When I work digitally I do tend to take more risks, thats likely because it is non destructive and easily reverted if my choices aren’t to my liking. It might be a good way to develop a style in conjunction with experiments with real paint, the approach will be the same for both but the actual application differs greatly, so using both feels like would be of the most benefit. The other are of the painted section is the patterned clothing, I really enjoyed adding in the pattern, I call Kathleen Kat, rarely using her full name, but there is something leopard like, I originally was going to use a red pattern but pleased I chose yellow, it sits nicely with the blue and the warmer red/brown hues. The final part of the painting, which was something I hadn’t planned was adding in the scrapes and drips over the hair, I tried to do some bouncy cloud like shapes, I wanted the hair to have life like in the Mucha examples, it didn’t really work as I’d hoped it looked like chocolate ice cream, so I decided to deface it, scraping and dripping colours that was around the image, I think it did help pull it all together and create a little more interest.

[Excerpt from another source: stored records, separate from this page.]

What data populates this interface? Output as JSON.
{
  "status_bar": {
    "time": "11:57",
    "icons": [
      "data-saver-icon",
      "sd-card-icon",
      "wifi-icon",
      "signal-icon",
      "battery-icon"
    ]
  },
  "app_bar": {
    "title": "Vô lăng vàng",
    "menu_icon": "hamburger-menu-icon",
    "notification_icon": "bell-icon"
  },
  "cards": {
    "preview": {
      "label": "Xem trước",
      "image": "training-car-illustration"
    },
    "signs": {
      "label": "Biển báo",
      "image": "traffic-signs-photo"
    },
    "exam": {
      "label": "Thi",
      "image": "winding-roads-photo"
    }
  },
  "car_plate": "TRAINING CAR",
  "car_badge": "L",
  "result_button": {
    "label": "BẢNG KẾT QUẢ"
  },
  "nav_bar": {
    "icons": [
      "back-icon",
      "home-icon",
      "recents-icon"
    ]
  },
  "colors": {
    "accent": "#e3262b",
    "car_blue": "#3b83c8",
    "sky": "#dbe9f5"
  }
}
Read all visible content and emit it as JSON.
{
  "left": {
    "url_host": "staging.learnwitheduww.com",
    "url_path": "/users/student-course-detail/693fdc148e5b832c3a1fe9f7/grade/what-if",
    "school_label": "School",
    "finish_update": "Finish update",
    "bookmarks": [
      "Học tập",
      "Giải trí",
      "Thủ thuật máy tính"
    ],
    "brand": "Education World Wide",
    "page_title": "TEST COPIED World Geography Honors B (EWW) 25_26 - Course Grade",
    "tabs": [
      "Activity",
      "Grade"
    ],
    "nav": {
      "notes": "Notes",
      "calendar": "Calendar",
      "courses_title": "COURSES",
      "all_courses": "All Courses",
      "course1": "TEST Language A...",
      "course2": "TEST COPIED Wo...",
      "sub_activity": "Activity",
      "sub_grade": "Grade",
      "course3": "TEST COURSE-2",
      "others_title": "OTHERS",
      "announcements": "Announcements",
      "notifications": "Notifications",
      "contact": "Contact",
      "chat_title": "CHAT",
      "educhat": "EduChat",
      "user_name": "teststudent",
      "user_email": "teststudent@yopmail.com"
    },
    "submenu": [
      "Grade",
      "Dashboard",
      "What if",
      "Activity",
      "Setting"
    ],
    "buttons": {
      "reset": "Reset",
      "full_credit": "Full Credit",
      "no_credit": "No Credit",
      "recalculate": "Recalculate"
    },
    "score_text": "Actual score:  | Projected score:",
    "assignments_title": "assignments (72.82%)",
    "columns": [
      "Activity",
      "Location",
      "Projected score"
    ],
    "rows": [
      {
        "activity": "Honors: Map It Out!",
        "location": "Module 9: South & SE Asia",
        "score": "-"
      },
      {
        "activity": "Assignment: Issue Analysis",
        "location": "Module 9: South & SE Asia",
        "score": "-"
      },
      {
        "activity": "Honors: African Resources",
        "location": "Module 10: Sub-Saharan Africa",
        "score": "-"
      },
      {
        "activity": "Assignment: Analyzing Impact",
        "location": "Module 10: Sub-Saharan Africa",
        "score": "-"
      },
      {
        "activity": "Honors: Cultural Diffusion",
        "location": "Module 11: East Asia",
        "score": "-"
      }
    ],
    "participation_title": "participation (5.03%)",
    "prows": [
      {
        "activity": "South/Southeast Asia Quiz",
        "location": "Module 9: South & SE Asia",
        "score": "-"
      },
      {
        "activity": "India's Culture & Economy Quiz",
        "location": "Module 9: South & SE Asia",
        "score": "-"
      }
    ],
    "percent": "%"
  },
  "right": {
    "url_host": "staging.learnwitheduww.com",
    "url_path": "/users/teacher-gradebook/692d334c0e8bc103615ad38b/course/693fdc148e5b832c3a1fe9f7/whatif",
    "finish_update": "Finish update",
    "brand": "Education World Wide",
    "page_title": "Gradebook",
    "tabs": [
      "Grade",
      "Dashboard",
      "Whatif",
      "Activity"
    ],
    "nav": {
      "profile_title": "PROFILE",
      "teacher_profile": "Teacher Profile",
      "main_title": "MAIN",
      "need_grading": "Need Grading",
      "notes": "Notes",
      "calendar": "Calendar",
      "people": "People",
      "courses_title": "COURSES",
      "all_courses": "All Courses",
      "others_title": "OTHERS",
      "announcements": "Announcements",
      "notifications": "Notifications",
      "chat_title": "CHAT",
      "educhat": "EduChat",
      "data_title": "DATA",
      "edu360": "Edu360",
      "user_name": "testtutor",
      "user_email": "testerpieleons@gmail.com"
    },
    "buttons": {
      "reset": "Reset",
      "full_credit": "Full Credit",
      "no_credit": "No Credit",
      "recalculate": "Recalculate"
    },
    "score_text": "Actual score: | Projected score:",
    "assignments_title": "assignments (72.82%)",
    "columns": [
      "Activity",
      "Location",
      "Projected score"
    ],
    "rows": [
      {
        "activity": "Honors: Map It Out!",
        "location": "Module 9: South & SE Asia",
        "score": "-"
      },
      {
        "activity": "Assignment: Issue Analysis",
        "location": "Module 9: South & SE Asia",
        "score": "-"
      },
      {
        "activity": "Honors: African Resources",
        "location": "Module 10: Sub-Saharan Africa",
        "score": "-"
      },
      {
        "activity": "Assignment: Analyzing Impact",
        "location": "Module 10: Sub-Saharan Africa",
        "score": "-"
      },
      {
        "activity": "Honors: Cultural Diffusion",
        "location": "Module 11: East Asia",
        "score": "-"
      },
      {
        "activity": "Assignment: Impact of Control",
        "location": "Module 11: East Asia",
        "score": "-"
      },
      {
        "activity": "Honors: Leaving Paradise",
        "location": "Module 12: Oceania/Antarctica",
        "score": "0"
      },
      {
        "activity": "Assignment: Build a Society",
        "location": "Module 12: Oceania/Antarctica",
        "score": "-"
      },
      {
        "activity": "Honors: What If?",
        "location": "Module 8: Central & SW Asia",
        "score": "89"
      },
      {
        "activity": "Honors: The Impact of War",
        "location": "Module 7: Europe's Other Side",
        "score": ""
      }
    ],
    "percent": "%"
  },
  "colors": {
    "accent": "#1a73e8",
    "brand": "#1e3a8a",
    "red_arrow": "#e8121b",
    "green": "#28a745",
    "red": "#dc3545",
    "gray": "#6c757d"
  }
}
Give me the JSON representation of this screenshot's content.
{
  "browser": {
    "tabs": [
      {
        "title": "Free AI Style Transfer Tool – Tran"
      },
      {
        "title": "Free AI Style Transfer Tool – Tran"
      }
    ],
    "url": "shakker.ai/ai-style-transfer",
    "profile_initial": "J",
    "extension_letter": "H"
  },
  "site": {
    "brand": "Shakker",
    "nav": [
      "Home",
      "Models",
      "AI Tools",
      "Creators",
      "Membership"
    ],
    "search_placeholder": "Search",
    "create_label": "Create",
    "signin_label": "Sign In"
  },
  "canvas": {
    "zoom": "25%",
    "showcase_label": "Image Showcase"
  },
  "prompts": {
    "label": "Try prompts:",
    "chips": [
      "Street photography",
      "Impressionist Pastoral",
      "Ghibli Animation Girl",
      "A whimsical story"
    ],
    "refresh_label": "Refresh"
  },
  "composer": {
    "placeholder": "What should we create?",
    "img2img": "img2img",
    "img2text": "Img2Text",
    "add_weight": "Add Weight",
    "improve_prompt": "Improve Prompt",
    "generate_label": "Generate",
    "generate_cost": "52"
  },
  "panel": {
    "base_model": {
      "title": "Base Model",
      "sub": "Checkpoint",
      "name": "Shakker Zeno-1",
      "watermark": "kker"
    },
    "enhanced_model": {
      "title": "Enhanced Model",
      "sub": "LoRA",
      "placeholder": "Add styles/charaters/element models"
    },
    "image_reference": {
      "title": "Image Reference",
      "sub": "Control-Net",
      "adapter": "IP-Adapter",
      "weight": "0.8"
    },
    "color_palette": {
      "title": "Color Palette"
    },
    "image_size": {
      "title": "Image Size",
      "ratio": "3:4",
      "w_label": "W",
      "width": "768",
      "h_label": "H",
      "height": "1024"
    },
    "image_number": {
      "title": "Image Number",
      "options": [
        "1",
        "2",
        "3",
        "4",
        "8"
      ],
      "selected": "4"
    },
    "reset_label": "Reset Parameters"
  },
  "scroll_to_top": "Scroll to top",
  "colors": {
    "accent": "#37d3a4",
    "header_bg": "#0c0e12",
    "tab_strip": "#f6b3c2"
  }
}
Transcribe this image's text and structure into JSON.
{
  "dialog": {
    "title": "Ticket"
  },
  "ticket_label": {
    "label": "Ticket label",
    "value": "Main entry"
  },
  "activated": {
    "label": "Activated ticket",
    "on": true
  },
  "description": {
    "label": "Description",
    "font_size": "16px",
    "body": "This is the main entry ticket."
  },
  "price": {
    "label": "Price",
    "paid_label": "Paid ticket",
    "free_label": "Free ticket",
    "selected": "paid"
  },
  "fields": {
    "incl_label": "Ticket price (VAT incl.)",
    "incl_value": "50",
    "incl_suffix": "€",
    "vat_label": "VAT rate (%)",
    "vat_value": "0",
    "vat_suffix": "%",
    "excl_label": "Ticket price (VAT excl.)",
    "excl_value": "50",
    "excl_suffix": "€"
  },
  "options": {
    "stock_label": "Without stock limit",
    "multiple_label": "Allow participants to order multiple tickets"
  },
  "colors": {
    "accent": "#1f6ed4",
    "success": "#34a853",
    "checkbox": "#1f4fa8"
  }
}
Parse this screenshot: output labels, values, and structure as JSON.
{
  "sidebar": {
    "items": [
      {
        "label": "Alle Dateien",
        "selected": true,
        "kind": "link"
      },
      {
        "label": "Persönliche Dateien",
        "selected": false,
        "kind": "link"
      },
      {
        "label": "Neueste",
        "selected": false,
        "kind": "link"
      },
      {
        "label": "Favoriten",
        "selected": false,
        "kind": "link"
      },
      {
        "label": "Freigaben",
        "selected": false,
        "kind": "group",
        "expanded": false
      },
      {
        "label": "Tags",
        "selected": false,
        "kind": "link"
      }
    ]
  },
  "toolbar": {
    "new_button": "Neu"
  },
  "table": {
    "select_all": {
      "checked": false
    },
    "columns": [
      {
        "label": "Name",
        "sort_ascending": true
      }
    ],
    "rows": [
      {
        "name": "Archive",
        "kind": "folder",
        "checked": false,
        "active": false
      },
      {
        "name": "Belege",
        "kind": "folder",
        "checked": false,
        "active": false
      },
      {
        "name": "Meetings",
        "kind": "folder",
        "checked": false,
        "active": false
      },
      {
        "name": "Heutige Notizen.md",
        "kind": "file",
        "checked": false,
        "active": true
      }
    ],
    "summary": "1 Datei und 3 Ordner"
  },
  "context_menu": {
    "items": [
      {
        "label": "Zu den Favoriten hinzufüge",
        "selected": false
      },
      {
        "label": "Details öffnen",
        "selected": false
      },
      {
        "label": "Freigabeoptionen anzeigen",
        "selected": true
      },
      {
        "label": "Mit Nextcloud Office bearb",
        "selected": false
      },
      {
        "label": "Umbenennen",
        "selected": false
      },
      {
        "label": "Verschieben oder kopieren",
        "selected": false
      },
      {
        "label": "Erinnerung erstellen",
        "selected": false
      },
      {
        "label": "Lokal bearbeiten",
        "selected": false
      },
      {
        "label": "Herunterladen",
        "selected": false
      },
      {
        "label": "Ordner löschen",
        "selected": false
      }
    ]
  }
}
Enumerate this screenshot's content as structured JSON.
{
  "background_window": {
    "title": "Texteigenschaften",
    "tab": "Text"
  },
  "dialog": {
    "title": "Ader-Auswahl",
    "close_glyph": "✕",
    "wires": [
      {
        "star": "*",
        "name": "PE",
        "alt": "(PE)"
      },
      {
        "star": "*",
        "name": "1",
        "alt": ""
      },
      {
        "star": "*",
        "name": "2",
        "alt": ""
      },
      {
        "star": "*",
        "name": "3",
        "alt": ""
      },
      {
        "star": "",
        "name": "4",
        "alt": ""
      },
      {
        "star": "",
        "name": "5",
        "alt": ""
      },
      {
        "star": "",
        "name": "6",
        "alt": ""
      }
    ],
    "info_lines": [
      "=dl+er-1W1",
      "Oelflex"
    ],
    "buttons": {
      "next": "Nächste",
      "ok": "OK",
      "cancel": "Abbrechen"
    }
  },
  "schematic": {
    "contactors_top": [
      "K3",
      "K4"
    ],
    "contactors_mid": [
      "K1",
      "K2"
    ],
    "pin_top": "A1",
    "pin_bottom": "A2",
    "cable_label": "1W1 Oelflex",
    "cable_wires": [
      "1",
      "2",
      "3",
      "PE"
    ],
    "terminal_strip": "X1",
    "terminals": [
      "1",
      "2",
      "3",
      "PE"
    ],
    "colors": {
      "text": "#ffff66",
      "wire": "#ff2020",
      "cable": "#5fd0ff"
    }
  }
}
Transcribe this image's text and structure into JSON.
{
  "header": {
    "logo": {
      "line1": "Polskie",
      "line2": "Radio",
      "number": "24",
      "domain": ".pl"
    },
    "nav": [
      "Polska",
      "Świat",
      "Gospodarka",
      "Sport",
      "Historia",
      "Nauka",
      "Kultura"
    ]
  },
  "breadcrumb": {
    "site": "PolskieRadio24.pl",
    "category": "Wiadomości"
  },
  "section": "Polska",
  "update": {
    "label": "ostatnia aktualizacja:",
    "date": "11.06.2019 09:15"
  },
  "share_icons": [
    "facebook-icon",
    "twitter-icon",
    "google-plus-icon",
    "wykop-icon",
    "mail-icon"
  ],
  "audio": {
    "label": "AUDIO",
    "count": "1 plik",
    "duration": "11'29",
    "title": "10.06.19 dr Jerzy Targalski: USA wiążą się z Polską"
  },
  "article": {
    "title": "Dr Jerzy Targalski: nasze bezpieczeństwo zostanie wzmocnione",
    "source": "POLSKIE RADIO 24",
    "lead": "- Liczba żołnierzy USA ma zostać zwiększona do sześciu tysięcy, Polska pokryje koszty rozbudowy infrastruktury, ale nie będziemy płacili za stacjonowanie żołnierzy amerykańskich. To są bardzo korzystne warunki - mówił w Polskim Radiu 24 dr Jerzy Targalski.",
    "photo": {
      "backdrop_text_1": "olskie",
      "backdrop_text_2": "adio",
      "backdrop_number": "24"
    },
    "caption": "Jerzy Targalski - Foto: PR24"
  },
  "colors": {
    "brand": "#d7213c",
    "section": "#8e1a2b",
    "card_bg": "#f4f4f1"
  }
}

“I tried to approach the image, the painted section particularly with a sense of energy and freedom, I’m nowhere near there yet, still a little rigid and driven on details too soon. Looking at some of Jenny Saville’s painting it looks like she has painted the details and then added a layer of abstract marks and shapes afterwards, I cant imagine myself being successful with that approach, I think I would end up defacing and destroying what I have done.”
This section was to be quite loose, with blended soft marks. I wanted to imply shape, little to no detail, suggesting that the ears are void of colour and nuance, dull, with no sharp trebly tones cutting through. again this section was built up in layers, rough shapes blocked in and then worked into the paper. It took me a while to be content with that final section, it didn’t feel worked on enough, but that wasn’t what I wanted. It needed to be a suggestion and vague.
There are many things that turned out how I planned with the drawing.
I was happy with how vibrant it all looked, I had thought a paler pallette (as per the Jenny Saville examples) initially, but with the addition of the bold “Klimt” pattern I think it works better with a bit more saturated colour. The painted area although it didn’t seem as experimental at first was a good primer for the start of a new direction in my own personal style, with time and repetition I feel I could happily arrive at something more free and loose, and less reliant on outlines and underdrawings which have the potential to make the image seem rigid.
I was hoping for something a bit more distinct and abstract, like I said earlier, the shapes and marks that Jenny Saville uses really appeals to me.
I was once told If you want to play your guitar like a certain person, then the best place to start is with who inspired them, then you can truly approach it with authenticity. This makes a lot of sense, I don’t want to copy someone else, I want to further develop and grow into my own style and way of doing things so I am in a way happy that it didn’t come out the same as a Jenny Saville, or even reach a new style by easily completing one drawing, I will continue to find inspiration in others, read about who they was inspired by and continue to develop my own voice, by using the same energy and approach I imagine they used. This assignment has been a great start, It really has broadened my interest in the art of others and started an evolution of my own efforts.